Website and app data records:

*** Block opens ***

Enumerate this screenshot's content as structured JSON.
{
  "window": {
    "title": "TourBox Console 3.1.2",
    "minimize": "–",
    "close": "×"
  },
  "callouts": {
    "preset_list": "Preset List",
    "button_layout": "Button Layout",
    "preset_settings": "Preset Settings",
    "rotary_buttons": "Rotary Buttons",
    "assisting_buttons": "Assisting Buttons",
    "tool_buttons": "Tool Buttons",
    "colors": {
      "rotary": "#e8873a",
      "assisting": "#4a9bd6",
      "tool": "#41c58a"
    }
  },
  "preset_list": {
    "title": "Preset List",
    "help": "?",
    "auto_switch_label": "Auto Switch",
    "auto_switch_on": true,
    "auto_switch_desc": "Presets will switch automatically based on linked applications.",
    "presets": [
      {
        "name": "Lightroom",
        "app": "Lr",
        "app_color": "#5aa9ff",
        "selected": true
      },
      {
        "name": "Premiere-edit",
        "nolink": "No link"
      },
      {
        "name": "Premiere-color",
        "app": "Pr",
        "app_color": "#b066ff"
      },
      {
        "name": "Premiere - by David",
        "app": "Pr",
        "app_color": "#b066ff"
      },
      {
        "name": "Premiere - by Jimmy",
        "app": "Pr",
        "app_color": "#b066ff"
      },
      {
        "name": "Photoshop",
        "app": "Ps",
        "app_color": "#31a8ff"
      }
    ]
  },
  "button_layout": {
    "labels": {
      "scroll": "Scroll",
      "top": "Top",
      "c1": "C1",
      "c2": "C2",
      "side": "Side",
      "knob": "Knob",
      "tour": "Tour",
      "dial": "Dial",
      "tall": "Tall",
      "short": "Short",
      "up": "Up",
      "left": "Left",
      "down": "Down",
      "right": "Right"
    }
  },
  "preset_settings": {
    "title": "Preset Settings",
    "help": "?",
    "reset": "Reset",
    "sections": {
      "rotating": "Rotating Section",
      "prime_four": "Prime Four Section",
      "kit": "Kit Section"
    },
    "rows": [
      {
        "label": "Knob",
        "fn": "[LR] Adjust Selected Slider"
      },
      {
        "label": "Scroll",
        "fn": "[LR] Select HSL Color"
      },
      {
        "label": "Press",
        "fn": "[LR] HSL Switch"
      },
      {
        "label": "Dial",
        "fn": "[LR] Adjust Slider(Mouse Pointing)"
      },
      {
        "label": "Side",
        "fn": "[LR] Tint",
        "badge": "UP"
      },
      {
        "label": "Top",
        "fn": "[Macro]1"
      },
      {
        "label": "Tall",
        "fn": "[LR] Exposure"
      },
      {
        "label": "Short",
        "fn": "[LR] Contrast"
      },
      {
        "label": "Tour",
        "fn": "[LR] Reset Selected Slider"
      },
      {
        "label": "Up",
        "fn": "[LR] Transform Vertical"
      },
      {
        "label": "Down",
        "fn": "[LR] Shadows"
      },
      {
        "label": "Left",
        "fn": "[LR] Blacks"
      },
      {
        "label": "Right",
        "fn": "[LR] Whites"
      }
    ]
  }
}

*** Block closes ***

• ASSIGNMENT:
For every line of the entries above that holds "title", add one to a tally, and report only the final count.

• TASK OUTPUT:
3